- [ASSIGNMENT]: Give the entries again, exactly as they stand.

• • •

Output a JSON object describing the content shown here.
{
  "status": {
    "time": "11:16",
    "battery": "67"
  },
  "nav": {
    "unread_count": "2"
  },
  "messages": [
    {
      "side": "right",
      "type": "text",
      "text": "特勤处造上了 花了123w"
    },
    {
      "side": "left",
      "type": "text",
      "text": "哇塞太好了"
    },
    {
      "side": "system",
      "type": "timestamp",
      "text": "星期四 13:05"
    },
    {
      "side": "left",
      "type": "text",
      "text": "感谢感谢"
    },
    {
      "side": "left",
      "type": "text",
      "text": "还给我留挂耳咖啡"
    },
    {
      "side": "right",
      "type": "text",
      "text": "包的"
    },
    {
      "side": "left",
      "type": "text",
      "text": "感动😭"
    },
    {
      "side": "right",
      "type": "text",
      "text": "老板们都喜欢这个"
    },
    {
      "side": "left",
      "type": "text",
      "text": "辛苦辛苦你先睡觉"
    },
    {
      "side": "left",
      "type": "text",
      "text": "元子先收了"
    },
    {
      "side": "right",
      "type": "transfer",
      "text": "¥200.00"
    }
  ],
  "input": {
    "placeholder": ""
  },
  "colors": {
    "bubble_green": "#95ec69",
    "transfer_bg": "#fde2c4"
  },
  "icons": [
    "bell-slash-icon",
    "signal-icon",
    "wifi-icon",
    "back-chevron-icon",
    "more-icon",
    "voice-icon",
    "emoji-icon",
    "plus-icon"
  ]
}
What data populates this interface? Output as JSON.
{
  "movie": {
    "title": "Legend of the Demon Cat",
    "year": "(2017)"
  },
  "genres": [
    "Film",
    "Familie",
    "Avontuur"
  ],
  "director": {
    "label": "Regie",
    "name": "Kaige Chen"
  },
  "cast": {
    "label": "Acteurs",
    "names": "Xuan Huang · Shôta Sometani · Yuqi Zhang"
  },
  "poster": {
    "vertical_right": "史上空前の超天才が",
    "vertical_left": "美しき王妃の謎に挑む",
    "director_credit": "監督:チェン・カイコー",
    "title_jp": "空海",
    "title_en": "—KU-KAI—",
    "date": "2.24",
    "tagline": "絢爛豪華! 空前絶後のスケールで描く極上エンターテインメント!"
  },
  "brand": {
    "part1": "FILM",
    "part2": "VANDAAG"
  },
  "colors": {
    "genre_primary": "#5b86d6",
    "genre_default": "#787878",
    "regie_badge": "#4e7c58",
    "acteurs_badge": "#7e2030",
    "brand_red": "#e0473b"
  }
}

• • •

- [TASK OUTPUT]:
Output a JSON object describing the content shown here.
{
  "status": {
    "time": "11:16",
    "battery": "67"
  },
  "nav": {
    "unread_count": "2"
  },
  "messages": [
    {
      "side": "right",
      "type": "text",
      "text": "特勤处造上了 花了123w"
    },
    {
      "side": "left",
      "type": "text",
      "text": "哇塞太好了"
    },
    {
      "side": "system",
      "type": "timestamp",
      "text": "星期四 13:05"
    },
    {
      "side": "left",
      "type": "text",
      "text": "感谢感谢"
    },
    {
      "side": "left",
      "type": "text",
      "text": "还给我留挂耳咖啡"
    },
    {
      "side": "right",
      "type": "text",
      "text": "包的"
    },
    {
      "side": "left",
      "type": "text",
      "text": "感动😭"
    },
    {
      "side": "right",
      "type": "text",
      "text": "老板们都喜欢这个"
    },
    {
      "side": "left",
      "type": "text",
      "text": "辛苦辛苦你先睡觉"
    },
    {
      "side": "left",
      "type": "text",
      "text": "元子先收了"
    },
    {
      "side": "right",
      "type": "transfer",
      "text": "¥200.00"
    }
  ],
  "input": {
    "placeholder": ""
  },
  "colors": {
    "bubble_green": "#95ec69",
    "transfer_bg": "#fde2c4"
  },
  "icons": [
    "bell-slash-icon",
    "signal-icon",
    "wifi-icon",
    "back-chevron-icon",
    "more-icon",
    "voice-icon",
    "emoji-icon",
    "plus-icon"
  ]
}
What data populates this interface? Output as JSON.
{
  "movie": {
    "title": "Legend of the Demon Cat",
    "year": "(2017)"
  },
  "genres": [
    "Film",
    "Familie",
    "Avontuur"
  ],
  "director": {
    "label": "Regie",
    "name": "Kaige Chen"
  },
  "cast": {
    "label": "Acteurs",
    "names": "Xuan Huang · Shôta Sometani · Yuqi Zhang"
  },
  "poster": {
    "vertical_right": "史上空前の超天才が",
    "vertical_left": "美しき王妃の謎に挑む",
    "director_credit": "監督:チェン・カイコー",
    "title_jp": "空海",
    "title_en": "—KU-KAI—",
    "date": "2.24",
    "tagline": "絢爛豪華! 空前絶後のスケールで描く極上エンターテインメント!"
  },
  "brand": {
    "part1": "FILM",
    "part2": "VANDAAG"
  },
  "colors": {
    "genre_primary": "#5b86d6",
    "genre_default": "#787878",
    "regie_badge": "#4e7c58",
    "acteurs_badge": "#7e2030",
    "brand_red": "#e0473b"
  }
}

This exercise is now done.